On Sunday, China strongly denounced the result of the two-day gathering, accusing it of interfering in the East China Sea and South China Sea disputes in the "guise of international law."

China's position on the East China Sea and South China Sea issues is clear and consistent, Chinese Foreign Ministry spokesman Lu Kang said in a statement.

China has been committed to properly handling disputes, cementing cooperation and safeguarding the peace and stability of the East China Sea and South China Sea through talks and consultations directly with related parties, he said.

Lu urged the G7 and countries outside the group to understand the situation, stick to the pledge to take no position on relevant disputes, fully respect the efforts made by the countries in the region to handle disputes and stop making irresponsible remarks.

Sputnik interviewed a number of Russian political and military analysts who noted that the US and Japan have used the G7 platform to intensify their pressure on China. It was easier to write in an anti-China thesis into the final declaration than to reach a consensus on global trade and climate change.

The G7 summit in Italy in fact confirmed the anti-Chinese position which the leaders of G7 economies spelled out last year in Japan

Chinese Foreign Ministry spokeswoman Hua Chunying then retorted in Beijing that the South China Sea issue had "nothing to do" with the G7 or any of its members.

"China is resolutely opposed to individual countries hyping up the South China Sea for personal gain," she then said.

Since then, the situation in both conflict zones has relatively stabilized, however it found no reflection among G7 member countries.

Political analyst Mikhail Belyaev told Sputnik that long ahead of the annual G7 meeting, experts called it one of the most complicated gatherings in years, mainly due to the serious discrepancies among the member states on the issues of global trade and climate change. And mostly between the newcomer Donald Trump and the rest of the club.

"As they needed to adopt a final resolution which could be supported by all participants, they had to find a common denominator, a common platform which would unite all the participating countries.
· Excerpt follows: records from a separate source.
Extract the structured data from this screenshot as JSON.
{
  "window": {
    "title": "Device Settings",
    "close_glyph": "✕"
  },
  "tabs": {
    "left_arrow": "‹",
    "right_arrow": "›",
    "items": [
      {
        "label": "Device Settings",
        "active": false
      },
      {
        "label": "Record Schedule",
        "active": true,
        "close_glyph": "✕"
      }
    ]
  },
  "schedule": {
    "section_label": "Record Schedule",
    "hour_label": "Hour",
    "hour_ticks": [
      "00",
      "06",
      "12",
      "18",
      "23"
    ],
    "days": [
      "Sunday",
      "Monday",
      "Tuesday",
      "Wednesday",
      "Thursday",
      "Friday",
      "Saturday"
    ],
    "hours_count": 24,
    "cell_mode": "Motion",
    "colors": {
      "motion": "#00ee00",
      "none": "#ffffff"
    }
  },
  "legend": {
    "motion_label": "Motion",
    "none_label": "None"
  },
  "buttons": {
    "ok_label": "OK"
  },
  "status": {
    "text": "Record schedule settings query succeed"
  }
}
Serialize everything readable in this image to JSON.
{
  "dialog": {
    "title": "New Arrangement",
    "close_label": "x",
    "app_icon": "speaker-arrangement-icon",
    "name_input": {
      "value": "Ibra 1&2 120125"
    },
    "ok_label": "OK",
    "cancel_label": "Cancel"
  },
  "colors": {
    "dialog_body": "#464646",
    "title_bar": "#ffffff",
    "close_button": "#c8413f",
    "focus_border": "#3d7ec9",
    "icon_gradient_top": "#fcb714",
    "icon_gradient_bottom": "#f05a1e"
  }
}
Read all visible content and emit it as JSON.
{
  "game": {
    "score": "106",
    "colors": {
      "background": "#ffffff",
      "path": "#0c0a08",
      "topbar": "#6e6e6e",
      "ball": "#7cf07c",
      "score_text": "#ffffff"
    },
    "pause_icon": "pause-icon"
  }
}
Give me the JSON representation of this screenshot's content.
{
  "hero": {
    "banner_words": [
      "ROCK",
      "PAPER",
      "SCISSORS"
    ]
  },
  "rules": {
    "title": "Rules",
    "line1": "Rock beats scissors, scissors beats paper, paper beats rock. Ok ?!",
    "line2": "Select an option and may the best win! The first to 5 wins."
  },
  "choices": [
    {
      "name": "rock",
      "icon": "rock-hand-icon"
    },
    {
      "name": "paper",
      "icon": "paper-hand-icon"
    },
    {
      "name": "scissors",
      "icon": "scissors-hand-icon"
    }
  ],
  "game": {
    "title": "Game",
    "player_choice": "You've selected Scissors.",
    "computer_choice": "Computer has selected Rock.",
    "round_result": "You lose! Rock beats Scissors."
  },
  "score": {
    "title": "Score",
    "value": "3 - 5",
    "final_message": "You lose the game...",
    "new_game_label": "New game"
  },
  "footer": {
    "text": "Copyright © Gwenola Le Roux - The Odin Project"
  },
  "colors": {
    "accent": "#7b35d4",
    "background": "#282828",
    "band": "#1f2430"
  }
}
In this situation, the Chinese issue surfaced without any further discussions," he told Sputnik.

The political analyst added that all of them are cautious about China's growth. He referred to the recent survey of the International Monetary Fund and other international economic and financial institutions, which firmly put China as the number one economy in the world by 2050.
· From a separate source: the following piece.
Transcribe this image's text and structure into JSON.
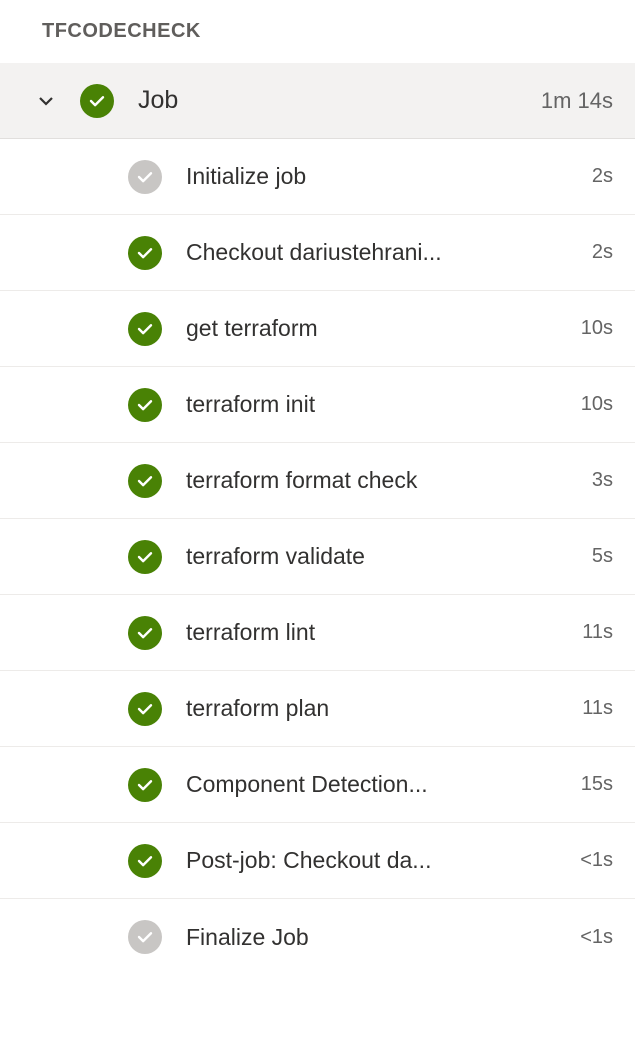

India is going to emerge as the second-largest, with the US ending up only third. Western Europe is set to leave the top ten, he said.
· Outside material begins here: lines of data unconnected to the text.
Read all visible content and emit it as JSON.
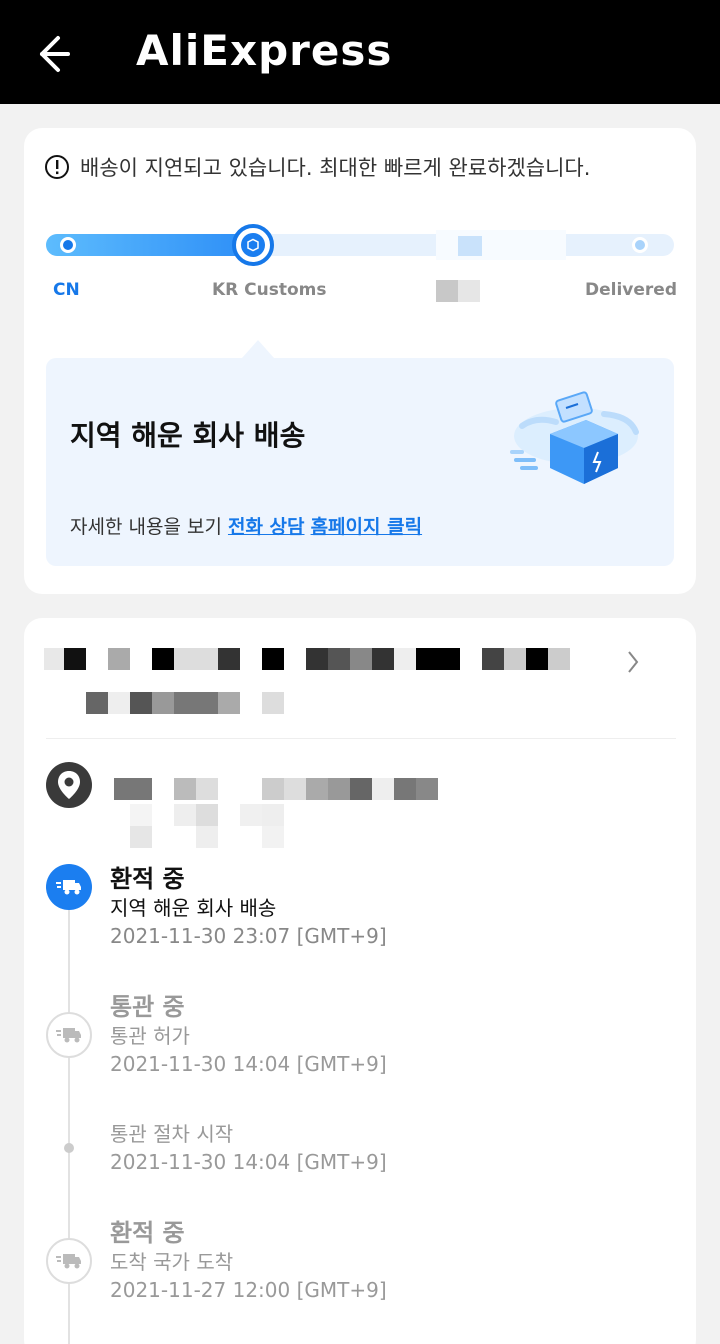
{
  "header": {
    "title": "AliExpress"
  },
  "notice": {
    "text": "배송이 지연되고 있습니다. 최대한 빠르게 완료하겠습니다."
  },
  "progress": {
    "stages": [
      "CN",
      "KR Customs",
      "Delivered"
    ],
    "active_index": 1,
    "fill_fraction": 0.33
  },
  "info": {
    "title": "지역 해운 회사 배송",
    "sub_prefix": "자세한 내용을 보기 ",
    "link1": "전화 상담",
    "link2": "홈페이지 클릭"
  },
  "timeline": [
    {
      "title": "환적 중",
      "desc": "지역 해운 회사 배송",
      "time": "2021-11-30 23:07 [GMT+9]",
      "state": "active"
    },
    {
      "title": "통관 중",
      "desc": "통관 허가",
      "time": "2021-11-30 14:04 [GMT+9]",
      "state": "past"
    },
    {
      "title": "",
      "desc": "통관 절차 시작",
      "time": "2021-11-30 14:04 [GMT+9]",
      "state": "sub"
    },
    {
      "title": "환적 중",
      "desc": "도착 국가 도착",
      "time": "2021-11-27 12:00 [GMT+9]",
      "state": "past"
    }
  ],
  "colors": {
    "accent": "#1678e9",
    "header_bg": "#000000"
  }
}
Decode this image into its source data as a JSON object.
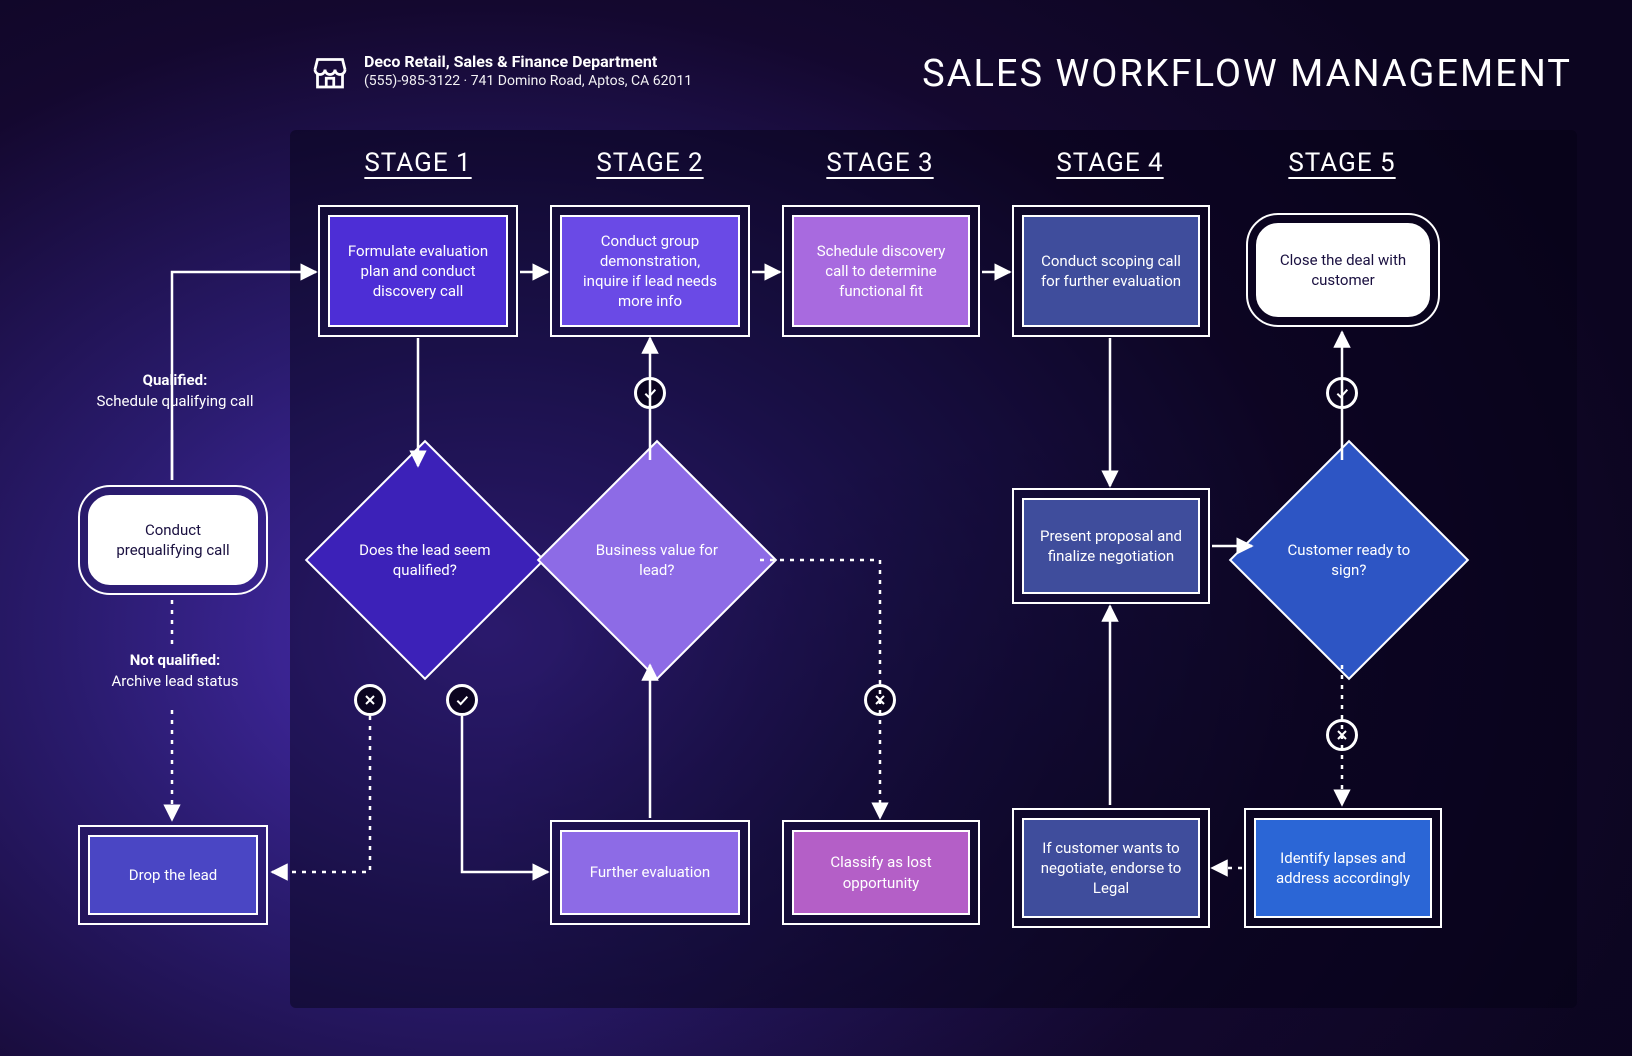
{
  "brand": {
    "name": "Deco Retail, Sales & Finance Department",
    "contact": "(555)-985-3122 · 741 Domino Road, Aptos, CA 62011"
  },
  "title": "SALES WORKFLOW MANAGEMENT",
  "stages": [
    "STAGE 1",
    "STAGE 2",
    "STAGE 3",
    "STAGE 4",
    "STAGE 5"
  ],
  "pre": {
    "qualified_head": "Qualified:",
    "qualified_body": "Schedule qualifying call",
    "prequal": "Conduct prequalifying call",
    "notqual_head": "Not qualified:",
    "notqual_body": "Archive lead status",
    "drop": "Drop the lead"
  },
  "s1": {
    "top": "Formulate evaluation plan and conduct discovery call",
    "decision": "Does the lead seem qualified?"
  },
  "s2": {
    "top": "Conduct group demonstration, inquire if lead needs more info",
    "decision": "Business value for lead?",
    "further": "Further evaluation"
  },
  "s3": {
    "top": "Schedule discovery call to determine functional fit",
    "lost": "Classify as lost opportunity"
  },
  "s4": {
    "top": "Conduct scoping call for further evaluation",
    "present": "Present proposal and finalize negotiation",
    "negotiate": "If customer wants to negotiate, endorse to Legal"
  },
  "s5": {
    "close": "Close the deal with customer",
    "decision": "Customer ready to sign?",
    "identify": "Identify lapses and address accordingly"
  }
}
"Such a trend can't be prevented as the world is developing in this particular direction, however, both Europe and the US are trying to put up certain obstacles to it, to the best of their abilities. They have used the anti-China thesis and G7 platform tools to slow down this process," Belyaev told Sputnik.

Meanwhile, Alexander Lomanov, an expert at the Institute of the Far East in Moscow, noted to Sputnik that Germany, France, the United Kingdom, Italy and Canada are not just too geographically distant from the South China and East China Seas, the territorial disputes in these zones are not their main foreign policy priorities.

"It is only too clear that out of all G7 member states only two countries are interested in this issue, namely the US and Japan. The issue is so far-off for Europe and Canada, that, apart from abstract speculations on the righteousness of the existing world order, it bears no geopolitical or otherwise practical benefits or damage," he told Sputnik.

Nevertheless, he noted, the G7 policy on the issue will remain unchanged as the US and Europe will need certain leverage to pressure China for further trade bargaining and certain concessions.

Among other concerns, the expert noted China's One Belt, One Road project and its Maritime Silk Road initiative in particular. China has proposed to run it through the South China Sea and the Indian Ocean.

This presents a major worry to the leaders of the G7 economies, who are resolved to stop Beijing in its efforts. This explains their concerns over the situation in the region, the expert said.

Russian military analyst Vladimir Evseev suggested that the pressure on China is of a particular interest to the US, thus Washington will go on with its policy of pressuring China on "its sore spots."

In such conditions, he said, it would be more rational for China to strengthen its cooperation with Russia, as it is only too clear that the number one geopolitical adversary of the US is not Russia but China.

Besides, he noted, the US remains if not an opponent then the main regional competitor of China. Hence it would have been strange for the US not to support its ally Japan.

Evseev also noted that the current policy of President Trump is to say a lot but to do little, and so he suggested there are unlikely to be any practical measures taken as a result of the G7 declaration.

This story first appeared on Sputnik & is reposted here with permission.